◆ **Problem requirements**: What is needed here is an exact copy of every entry.

◆ **Data for this exercise**:
+++

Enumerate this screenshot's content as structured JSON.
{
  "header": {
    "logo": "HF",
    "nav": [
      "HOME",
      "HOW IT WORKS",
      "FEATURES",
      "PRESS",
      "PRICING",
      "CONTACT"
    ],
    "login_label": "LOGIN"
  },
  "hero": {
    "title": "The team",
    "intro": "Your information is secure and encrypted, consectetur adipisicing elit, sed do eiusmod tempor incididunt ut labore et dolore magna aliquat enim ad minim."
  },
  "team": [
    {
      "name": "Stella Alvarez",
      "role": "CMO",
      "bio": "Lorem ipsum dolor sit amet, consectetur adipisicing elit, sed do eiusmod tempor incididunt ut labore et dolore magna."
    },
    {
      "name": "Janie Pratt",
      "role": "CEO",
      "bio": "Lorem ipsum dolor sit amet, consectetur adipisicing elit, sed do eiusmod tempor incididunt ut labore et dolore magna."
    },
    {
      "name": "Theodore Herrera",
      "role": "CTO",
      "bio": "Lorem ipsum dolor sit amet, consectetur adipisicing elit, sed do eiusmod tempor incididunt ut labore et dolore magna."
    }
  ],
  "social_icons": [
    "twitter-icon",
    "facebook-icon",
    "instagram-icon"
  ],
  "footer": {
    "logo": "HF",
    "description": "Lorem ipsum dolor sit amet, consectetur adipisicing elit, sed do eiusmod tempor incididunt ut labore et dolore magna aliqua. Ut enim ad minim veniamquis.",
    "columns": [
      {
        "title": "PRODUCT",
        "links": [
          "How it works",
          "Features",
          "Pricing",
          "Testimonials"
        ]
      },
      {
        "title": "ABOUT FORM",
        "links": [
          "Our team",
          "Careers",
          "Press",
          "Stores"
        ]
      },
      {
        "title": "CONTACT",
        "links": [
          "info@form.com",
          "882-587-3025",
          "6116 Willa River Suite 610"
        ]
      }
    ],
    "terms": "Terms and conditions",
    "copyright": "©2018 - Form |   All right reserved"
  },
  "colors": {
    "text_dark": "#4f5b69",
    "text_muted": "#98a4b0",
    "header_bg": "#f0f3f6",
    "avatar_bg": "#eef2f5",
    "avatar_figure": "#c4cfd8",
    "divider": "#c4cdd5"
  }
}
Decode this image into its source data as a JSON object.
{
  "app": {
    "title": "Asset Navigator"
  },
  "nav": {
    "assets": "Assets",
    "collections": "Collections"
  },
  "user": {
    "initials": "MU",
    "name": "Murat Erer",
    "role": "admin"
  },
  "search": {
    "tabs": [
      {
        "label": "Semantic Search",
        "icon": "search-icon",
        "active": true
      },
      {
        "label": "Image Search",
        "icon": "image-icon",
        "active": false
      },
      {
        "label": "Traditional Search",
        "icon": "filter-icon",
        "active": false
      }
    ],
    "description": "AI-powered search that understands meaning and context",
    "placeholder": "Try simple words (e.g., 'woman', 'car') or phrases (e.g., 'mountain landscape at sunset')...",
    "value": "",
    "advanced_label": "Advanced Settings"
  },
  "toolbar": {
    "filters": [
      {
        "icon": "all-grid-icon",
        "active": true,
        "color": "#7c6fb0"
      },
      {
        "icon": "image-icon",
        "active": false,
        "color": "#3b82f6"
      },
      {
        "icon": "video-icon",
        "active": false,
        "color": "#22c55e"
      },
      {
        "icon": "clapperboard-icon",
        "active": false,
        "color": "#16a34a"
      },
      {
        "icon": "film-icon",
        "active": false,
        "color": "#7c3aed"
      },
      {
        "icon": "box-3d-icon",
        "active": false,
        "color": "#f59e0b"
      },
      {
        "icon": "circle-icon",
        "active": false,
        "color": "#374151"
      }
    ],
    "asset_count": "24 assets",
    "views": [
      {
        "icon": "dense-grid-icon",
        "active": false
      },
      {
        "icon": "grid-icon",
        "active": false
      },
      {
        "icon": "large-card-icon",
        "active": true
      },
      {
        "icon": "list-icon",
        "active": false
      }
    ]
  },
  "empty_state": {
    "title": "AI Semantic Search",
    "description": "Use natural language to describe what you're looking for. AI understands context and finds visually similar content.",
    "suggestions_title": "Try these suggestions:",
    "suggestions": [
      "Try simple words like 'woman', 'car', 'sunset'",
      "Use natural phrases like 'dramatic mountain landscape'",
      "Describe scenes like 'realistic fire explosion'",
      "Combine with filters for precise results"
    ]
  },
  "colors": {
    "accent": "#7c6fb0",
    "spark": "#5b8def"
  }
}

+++

◆ **Exercise response**:
Enumerate this screenshot's content as structured JSON.
{
  "header": {
    "logo": "HF",
    "nav": [
      "HOME",
      "HOW IT WORKS",
      "FEATURES",
      "PRESS",
      "PRICING",
      "CONTACT"
    ],
    "login_label": "LOGIN"
  },
  "hero": {
    "title": "The team",
    "intro": "Your information is secure and encrypted, consectetur adipisicing elit, sed do eiusmod tempor incididunt ut labore et dolore magna aliquat enim ad minim."
  },
  "team": [
    {
      "name": "Stella Alvarez",
      "role": "CMO",
      "bio": "Lorem ipsum dolor sit amet, consectetur adipisicing elit, sed do eiusmod tempor incididunt ut labore et dolore magna."
    },
    {
      "name": "Janie Pratt",
      "role": "CEO",
      "bio": "Lorem ipsum dolor sit amet, consectetur adipisicing elit, sed do eiusmod tempor incididunt ut labore et dolore magna."
    },
    {
      "name": "Theodore Herrera",
      "role": "CTO",
      "bio": "Lorem ipsum dolor sit amet, consectetur adipisicing elit, sed do eiusmod tempor incididunt ut labore et dolore magna."
    }
  ],
  "social_icons": [
    "twitter-icon",
    "facebook-icon",
    "instagram-icon"
  ],
  "footer": {
    "logo": "HF",
    "description": "Lorem ipsum dolor sit amet, consectetur adipisicing elit, sed do eiusmod tempor incididunt ut labore et dolore magna aliqua. Ut enim ad minim veniamquis.",
    "columns": [
      {
        "title": "PRODUCT",
        "links": [
          "How it works",
          "Features",
          "Pricing",
          "Testimonials"
        ]
      },
      {
        "title": "ABOUT FORM",
        "links": [
          "Our team",
          "Careers",
          "Press",
          "Stores"
        ]
      },
      {
        "title": "CONTACT",
        "links": [
          "info@form.com",
          "882-587-3025",
          "6116 Willa River Suite 610"
        ]
      }
    ],
    "terms": "Terms and conditions",
    "copyright": "©2018 - Form |   All right reserved"
  },
  "colors": {
    "text_dark": "#4f5b69",
    "text_muted": "#98a4b0",
    "header_bg": "#f0f3f6",
    "avatar_bg": "#eef2f5",
    "avatar_figure": "#c4cfd8",
    "divider": "#c4cdd5"
  }
}
Decode this image into its source data as a JSON object.
{
  "app": {
    "title": "Asset Navigator"
  },
  "nav": {
    "assets": "Assets",
    "collections": "Collections"
  },
  "user": {
    "initials": "MU",
    "name": "Murat Erer",
    "role": "admin"
  },
  "search": {
    "tabs": [
      {
        "label": "Semantic Search",
        "icon": "search-icon",
        "active": true
      },
      {
        "label": "Image Search",
        "icon": "image-icon",
        "active": false
      },
      {
        "label": "Traditional Search",
        "icon": "filter-icon",
        "active": false
      }
    ],
    "description": "AI-powered search that understands meaning and context",
    "placeholder": "Try simple words (e.g., 'woman', 'car') or phrases (e.g., 'mountain landscape at sunset')...",
    "value": "",
    "advanced_label": "Advanced Settings"
  },
  "toolbar": {
    "filters": [
      {
        "icon": "all-grid-icon",
        "active": true,
        "color": "#7c6fb0"
      },
      {
        "icon": "image-icon",
        "active": false,
        "color": "#3b82f6"
      },
      {
        "icon": "video-icon",
        "active": false,
        "color": "#22c55e"
      },
      {
        "icon": "clapperboard-icon",
        "active": false,
        "color": "#16a34a"
      },
      {
        "icon": "film-icon",
        "active": false,
        "color": "#7c3aed"
      },
      {
        "icon": "box-3d-icon",
        "active": false,
        "color": "#f59e0b"
      },
      {
        "icon": "circle-icon",
        "active": false,
        "color": "#374151"
      }
    ],
    "asset_count": "24 assets",
    "views": [
      {
        "icon": "dense-grid-icon",
        "active": false
      },
      {
        "icon": "grid-icon",
        "active": false
      },
      {
        "icon": "large-card-icon",
        "active": true
      },
      {
        "icon": "list-icon",
        "active": false
      }
    ]
  },
  "empty_state": {
    "title": "AI Semantic Search",
    "description": "Use natural language to describe what you're looking for. AI understands context and finds visually similar content.",
    "suggestions_title": "Try these suggestions:",
    "suggestions": [
      "Try simple words like 'woman', 'car', 'sunset'",
      "Use natural phrases like 'dramatic mountain landscape'",
      "Describe scenes like 'realistic fire explosion'",
      "Combine with filters for precise results"
    ]
  },
  "colors": {
    "accent": "#7c6fb0",
    "spark": "#5b8def"
  }
}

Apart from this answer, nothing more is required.